Cancer survival rates, dietary supplements, bionic eyes and more…

FSM Friends news & articles:

Alternative medicine kills cancer patients: Using only alternative medicine for cancer linked to lower survival rates: “The researchers studied patients diagnosed from 2004 to 2013. By collecting the outcomes of patients who received alternative medicine instead of chemotherapy, surgery, and/or radiation, they found a greater risk of death.” (Original article: Use of Alternative Medicine for Cancer and Its Impact on Survival)


General News:

The Supplement Con: A new article in Business Insider challenges the major narrative promoted by the supplement industry – that supplements are safe, effective, natural, and actually in the bottle. If we are lucky, this may mark a the start of a sea change in how Americans see supplements.

Pregnant women shouldn’t start taking vitamin B3 just yet: reports it prevents miscarriage and birth defects are overblown: This new study is scientifically excellent and the authors have great credentials. But media reports, and the research institution itself, have made claims not supported by the science. Whether niacin is useful in human miscarriage has not been studied. The birth defects studied in the paper are rare and whether the findings apply to others is yet to be determined. So potential parents need to be aware that, no, we have not found a way to prevent miscarriages and birth defects. And potential mothers should not start supplementing their diets with high levels of vitamin B3 because it hasn’t been tested in humans, and we don’t know what effects it will have.

Medicine’s gender revolution: how women stopped being treated as ‘small men’ : “Until relatively recently, [Clinical trials] were mainly conducted with males for a number of reasons, including availability to participate and concerns about the impact on women’s reproductive health, or the impact of menstrual cycles on the trials. Restricting difference also makes trials cheaper by reducing the required sample size (even though it leads to inaccuracies for various important subgroups). Women were excluded because they are different, but the results were applied to them because they are nearly the same. And when women and men are included in trials, the results are usually not published separated by sex, so the findings may be inaccurate for all participants.”

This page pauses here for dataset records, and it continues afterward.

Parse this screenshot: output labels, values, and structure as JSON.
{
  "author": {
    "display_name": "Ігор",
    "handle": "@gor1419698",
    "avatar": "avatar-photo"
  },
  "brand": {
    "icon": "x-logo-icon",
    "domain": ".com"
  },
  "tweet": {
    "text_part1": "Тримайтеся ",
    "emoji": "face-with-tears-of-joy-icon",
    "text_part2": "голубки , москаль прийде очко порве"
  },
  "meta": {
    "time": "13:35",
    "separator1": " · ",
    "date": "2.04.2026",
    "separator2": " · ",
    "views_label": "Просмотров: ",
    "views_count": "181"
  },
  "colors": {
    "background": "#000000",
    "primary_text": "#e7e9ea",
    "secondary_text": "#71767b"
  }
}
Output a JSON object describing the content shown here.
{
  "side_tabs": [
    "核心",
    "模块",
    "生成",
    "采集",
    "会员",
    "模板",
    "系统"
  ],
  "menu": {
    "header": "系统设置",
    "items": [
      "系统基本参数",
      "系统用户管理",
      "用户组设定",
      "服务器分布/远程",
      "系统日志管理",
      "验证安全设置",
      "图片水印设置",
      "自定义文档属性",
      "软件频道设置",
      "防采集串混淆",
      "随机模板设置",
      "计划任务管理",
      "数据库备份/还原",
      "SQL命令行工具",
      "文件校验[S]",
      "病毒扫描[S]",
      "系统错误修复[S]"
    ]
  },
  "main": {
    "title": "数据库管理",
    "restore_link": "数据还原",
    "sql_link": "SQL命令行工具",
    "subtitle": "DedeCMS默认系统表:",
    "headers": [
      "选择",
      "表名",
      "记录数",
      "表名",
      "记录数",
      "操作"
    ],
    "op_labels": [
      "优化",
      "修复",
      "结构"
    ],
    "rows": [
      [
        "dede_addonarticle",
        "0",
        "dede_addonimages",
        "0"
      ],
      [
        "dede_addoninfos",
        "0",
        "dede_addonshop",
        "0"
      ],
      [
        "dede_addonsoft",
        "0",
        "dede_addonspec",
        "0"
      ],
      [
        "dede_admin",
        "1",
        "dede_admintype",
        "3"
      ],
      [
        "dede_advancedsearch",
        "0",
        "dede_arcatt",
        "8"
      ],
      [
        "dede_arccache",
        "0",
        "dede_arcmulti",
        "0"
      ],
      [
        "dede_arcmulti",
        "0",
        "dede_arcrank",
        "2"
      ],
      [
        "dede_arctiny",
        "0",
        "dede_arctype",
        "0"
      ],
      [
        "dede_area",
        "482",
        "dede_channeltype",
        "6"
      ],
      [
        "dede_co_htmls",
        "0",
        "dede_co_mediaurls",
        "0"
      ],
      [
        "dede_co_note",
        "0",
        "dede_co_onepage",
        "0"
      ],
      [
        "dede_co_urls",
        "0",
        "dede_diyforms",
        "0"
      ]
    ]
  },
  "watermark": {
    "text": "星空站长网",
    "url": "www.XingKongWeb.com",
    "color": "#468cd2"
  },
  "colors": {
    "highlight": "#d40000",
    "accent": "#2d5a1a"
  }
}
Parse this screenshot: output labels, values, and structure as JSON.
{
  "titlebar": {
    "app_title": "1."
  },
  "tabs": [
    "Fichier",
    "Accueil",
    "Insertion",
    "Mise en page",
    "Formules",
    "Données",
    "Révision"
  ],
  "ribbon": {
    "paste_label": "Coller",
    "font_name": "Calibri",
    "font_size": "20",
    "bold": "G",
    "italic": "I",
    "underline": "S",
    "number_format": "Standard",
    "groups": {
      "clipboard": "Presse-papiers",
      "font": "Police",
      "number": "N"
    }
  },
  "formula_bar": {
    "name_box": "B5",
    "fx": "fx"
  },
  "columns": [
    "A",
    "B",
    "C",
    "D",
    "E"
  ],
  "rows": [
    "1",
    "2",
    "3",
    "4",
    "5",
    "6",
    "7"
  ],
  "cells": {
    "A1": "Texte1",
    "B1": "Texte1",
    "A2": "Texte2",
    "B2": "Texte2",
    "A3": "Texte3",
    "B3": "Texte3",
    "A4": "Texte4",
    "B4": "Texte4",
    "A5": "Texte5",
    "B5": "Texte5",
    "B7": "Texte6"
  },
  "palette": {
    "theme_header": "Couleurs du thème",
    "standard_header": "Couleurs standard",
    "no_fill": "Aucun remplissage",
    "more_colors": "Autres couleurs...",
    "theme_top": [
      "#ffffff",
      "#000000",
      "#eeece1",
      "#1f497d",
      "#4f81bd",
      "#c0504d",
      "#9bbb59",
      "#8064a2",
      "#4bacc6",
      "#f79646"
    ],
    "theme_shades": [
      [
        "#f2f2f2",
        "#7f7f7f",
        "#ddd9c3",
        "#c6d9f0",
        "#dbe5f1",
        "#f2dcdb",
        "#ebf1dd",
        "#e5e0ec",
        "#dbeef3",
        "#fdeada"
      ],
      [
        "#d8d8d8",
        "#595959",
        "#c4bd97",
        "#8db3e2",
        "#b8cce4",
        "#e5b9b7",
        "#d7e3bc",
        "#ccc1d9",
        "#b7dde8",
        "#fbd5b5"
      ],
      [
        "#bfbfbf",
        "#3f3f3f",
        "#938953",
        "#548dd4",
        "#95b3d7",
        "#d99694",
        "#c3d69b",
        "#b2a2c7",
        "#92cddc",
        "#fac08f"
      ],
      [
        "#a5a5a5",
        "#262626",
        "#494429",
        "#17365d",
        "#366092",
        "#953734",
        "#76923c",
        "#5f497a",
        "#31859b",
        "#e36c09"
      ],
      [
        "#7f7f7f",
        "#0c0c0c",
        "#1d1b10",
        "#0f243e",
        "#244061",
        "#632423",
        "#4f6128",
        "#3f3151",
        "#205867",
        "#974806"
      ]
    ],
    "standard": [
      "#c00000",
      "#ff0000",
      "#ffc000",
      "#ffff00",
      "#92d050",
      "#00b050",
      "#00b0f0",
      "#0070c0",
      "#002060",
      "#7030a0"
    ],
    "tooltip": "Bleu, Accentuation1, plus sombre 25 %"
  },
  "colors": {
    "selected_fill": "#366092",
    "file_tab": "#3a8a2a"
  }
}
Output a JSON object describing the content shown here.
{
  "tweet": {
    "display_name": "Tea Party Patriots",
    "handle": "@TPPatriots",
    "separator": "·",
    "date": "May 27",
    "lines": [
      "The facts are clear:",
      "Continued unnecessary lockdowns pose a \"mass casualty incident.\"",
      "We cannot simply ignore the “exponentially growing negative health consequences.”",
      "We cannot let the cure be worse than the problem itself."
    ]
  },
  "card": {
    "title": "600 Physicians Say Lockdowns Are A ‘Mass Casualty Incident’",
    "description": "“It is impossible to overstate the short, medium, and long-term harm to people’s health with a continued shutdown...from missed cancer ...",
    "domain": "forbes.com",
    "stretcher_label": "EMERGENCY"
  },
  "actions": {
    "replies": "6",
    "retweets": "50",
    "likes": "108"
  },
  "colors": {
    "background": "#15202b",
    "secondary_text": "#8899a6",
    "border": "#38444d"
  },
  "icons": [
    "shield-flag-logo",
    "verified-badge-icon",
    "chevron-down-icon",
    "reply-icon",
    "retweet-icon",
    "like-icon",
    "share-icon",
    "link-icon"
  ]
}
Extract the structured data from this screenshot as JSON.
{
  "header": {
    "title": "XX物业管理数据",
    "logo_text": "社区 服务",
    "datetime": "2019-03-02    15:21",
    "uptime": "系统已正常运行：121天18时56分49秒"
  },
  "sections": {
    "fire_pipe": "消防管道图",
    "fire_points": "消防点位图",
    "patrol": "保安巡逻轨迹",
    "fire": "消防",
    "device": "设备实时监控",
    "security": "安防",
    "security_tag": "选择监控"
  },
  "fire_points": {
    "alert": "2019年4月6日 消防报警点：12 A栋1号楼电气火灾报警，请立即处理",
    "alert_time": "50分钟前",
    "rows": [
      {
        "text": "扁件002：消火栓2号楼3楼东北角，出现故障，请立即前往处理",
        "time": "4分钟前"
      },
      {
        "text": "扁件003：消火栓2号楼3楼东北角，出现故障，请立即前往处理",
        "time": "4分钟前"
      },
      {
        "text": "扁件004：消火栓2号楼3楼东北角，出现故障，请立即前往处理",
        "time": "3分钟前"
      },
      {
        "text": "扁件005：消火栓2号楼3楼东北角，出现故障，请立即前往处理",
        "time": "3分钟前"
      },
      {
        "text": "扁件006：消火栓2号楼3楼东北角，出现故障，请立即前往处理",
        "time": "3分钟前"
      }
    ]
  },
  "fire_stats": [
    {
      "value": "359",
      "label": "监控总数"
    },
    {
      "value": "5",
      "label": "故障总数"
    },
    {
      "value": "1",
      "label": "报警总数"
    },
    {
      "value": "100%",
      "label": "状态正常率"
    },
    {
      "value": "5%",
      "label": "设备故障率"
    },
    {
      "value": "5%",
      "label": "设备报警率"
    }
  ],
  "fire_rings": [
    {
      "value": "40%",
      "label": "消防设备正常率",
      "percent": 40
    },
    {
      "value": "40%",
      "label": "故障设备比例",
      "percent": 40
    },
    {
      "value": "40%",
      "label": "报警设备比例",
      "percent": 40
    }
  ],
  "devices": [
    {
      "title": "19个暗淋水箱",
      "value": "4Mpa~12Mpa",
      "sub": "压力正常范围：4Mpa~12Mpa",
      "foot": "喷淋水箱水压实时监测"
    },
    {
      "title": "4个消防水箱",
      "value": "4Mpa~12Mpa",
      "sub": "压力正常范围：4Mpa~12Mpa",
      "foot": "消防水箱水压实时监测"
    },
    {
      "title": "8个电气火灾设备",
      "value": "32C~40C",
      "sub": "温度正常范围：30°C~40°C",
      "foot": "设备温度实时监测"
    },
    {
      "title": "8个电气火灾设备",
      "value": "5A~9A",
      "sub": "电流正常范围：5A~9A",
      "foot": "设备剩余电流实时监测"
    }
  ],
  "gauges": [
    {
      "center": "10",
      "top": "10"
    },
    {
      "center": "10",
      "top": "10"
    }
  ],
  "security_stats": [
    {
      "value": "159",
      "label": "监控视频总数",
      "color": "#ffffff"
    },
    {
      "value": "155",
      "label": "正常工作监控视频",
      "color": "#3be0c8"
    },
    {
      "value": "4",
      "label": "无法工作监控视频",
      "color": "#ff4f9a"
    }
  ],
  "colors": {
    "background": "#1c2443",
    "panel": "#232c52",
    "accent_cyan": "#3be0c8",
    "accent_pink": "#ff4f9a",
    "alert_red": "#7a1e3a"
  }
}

The global crackdown on parents who refuse vaccines for their kids has begun: There’s a school of thought that refusing vaccines on behalf of your children amounts to child abuse… We know vaccines are overwhelmingly safe and effective at preventing the spread of disease. And yet failing to immunize children can put them [and others] at tremendous risk of illness or even death … Australia and a number of countries in Europe are fed up [and] experimenting with punitive measures… Punishing parents for doing things that could harm their kids is not without precedent… For example, there are laws in various states requiring parents to use car seats or seat belts for their children. Same goes for firearm storage laws.

Don’t punish cancer patients twice – please respect their workplace rights: “The irony of increasing cancer survival rates is being realised by many patients who face workplace challenges including unemployment, under-employment and rarely, outright discrimination.”

Cancer treatment can be an emotional time and can affect the mental health of patients. Even patients with highly treatable cancers worry about their mortality, whether they will lose their hair or their fertility, whether someone can watch the kids while at treatment and whether they will be able to enjoy the things they used to when this is all over. What they should not have to worry about is whether or not their workplace will continue to employ them.

Research shows that continued engagement with work and other activities benefits the mental health of cancer patients. While significant restructuring may be required (eg. moving on to fewer manual tasks, working from home, altering working hours to fit in treatments), providing a supportive environment for cancer patients to continue or return to work makes a large difference in their lives.


Thanks to science:

Artificial vision: what people with bionic eyes see : Bionic eyes can help some blind people to perceive their surroundings. While the bionic eye technology still requires refining and is not equivalent to full vision, current models can enable patients to observe objects and people, for example locating doorways, thereby reducing reliance on assistance animals. The incorporation of other forms of imaging, like thermal imaging, can help patients observe people more easily in social interaction. Developments in nanotechnology may also help researchers fine-tune the signals sent to the brain to achieve better resolution.


Great Moments in Health and Science:

Food fortification –  Why Iodine is added to salt: To name one example of food fortification, the fortification of salt with iodine has been used to combat iodine deficiency – the number one cause worldwide of goitre. One ton’s worth of salt can be fortified with potassium iodate for approximately one dollar.